He loved making up lyrics and rapping them to his friends, but he didn't even know that what he was doing was rap until a friend introduced him to the genre.

"People like me don't usually dare to dream of a career in music," Kadhiravel says. His boyhood neighborhood was known for sex, drugs and violence. Grinding poverty forced him to drop out of school in his final year – he says he just could not concentrate.

He would later go on to get a diploma in design, which is far cheaper than going to college.

But he also had formed a band called "Thara Local Pasanga" (Really Local Boys) – five slum boys rapping about their lives. In 2014, They released their first album. The video album was shot entirely on a friend's GoPro.

The album garnered 50,000 global views and some people even recognized the rappers. He seemed to be living his dream, composing and rapping the lyrics to 50 popular songs. TV and radio channels were hungry for the content, he says – but they paid very poorly. Unless a musician had a high number of page views, he would earn Rs 4,000 ($50) or less for an original song. And to promote his music, he would need to hire a production team—a video editor, a make-up artist, sound and lighting.

"Poor musicians are forced to sell their original content to bigger companies for peanuts because they cannot afford these production costs," he says. "Big labels pay very little, and sometimes I make only half of what I invested."

There are days when he's had to take on many a part time gig to keep afloat. Back in 2014, after the release of his first album, he was painting a house. During a break, while covered in dust and paint, he strolled over to a tea shop. A young boy who sauntered in, said he looked like his "favorite rapper from Thara Local Boys" and wanted to take his picture.

The irony wasn't lost on Kadhiravel. "People think musicians have glamorous lives. In many cases, we're driven by passion and just looking to survive," he says.

That lack of resources for talented musicians drove Berty Ashley and Navin Dorai to found OriginalDog. "We spoke to hundreds of artists and found that funding and marketing was their main issue," says Dorai. With an investor who was an ex-musician, their platform launched 60 albums and 243 artists in the last year, producing tracks and covering costs.

Very few musicians make it to India's film industry, where there is potential for glory and big bucks, says Vi Anand, a filmmaker based in the Southern Indian city of Hyderabad who makes films in the Telugu language. No one talks about the struggle musicians face, he says — the many years where you run after a dream in spite of financial, social and family pressures.

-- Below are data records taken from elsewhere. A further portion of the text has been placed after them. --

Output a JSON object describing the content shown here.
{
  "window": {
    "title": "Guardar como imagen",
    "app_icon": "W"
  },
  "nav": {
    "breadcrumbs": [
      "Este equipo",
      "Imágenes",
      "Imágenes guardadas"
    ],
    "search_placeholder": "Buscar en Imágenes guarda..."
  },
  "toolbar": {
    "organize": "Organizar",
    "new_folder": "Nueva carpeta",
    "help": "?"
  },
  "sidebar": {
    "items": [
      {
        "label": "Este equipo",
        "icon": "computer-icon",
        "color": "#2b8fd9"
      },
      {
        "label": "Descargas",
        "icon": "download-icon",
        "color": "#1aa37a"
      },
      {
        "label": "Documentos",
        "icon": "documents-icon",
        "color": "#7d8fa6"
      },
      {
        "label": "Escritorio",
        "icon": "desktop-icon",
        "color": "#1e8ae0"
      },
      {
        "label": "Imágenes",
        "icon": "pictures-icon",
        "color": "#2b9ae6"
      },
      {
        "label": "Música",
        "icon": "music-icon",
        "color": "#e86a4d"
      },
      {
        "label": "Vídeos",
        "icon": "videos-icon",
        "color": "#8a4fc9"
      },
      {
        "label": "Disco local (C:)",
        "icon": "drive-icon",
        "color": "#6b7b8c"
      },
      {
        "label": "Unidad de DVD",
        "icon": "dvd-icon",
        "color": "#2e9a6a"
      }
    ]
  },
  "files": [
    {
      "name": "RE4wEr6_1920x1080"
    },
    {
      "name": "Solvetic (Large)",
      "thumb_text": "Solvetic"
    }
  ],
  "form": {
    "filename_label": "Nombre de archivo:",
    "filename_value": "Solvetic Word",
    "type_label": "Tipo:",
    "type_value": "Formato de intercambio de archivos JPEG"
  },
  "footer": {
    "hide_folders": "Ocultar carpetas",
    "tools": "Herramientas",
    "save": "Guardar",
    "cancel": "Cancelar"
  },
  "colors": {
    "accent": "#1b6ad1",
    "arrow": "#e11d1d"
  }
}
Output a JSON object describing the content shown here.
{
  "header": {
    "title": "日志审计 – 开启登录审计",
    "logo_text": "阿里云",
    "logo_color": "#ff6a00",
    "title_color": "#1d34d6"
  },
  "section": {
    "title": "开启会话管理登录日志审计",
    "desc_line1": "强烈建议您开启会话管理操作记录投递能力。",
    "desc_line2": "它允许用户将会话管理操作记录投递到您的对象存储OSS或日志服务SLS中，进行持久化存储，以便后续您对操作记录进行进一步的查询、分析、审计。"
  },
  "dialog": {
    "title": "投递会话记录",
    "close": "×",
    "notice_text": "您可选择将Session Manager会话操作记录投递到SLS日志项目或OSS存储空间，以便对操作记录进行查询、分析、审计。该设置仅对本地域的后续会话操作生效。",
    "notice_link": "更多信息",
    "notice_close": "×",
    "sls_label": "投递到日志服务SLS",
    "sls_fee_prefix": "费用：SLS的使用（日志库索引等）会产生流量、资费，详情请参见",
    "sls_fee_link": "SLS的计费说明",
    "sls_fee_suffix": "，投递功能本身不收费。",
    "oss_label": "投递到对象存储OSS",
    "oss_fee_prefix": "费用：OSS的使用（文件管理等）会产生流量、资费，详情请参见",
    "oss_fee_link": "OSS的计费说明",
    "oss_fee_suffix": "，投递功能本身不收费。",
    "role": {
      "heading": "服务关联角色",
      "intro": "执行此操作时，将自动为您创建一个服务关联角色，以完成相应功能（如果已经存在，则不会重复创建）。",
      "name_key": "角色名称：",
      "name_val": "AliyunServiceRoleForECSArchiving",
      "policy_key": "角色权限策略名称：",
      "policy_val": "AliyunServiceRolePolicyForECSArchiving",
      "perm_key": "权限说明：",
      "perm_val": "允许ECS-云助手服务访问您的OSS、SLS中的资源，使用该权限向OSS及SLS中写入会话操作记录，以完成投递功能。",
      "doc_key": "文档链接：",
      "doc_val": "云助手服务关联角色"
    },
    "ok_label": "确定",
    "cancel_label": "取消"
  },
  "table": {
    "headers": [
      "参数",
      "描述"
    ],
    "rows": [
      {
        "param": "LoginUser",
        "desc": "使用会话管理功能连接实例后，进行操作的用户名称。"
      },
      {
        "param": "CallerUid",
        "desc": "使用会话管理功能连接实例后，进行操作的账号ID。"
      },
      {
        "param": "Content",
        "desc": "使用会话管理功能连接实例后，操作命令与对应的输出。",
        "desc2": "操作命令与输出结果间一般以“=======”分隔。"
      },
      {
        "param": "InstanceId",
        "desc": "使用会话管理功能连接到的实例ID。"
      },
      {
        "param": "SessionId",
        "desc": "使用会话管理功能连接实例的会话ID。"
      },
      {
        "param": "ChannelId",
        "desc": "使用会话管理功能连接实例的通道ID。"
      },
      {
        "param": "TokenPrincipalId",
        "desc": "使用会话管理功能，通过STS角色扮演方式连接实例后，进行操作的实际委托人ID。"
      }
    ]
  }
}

"A lot is lost," he says. "But this win will inspire and continue to inspire. Sometimes that's all the fuel a dreamer needs."

For musicians like Kadhiravel, an Oscar isn't the ultimate goal. His parents were never angry with him for not earning a more substantial living. "They would be occasionally annoyed" by his devotion to making music "but always are supportive," he says.

"The day when I earn enough from my music to feed my parents three square meals, when I can ask them to quit their labor intensive jobs and put a roof over their heads, that would be as precious as an Oscar to me," he says. "That's when I'd know I've truly won with my music."

Kamala Thiagarajan is a freelance journalist based in Madurai, Southern India. She reports on global health, science, and development, and her work has been published in the New York Times, The British Medical Journal, BBC, The Guardian and other outlets. You can find her on twitter @kamal_t

Copyright 2023 NPR. To see more, visit https://www.npr.org.

Kamala Thiagarajan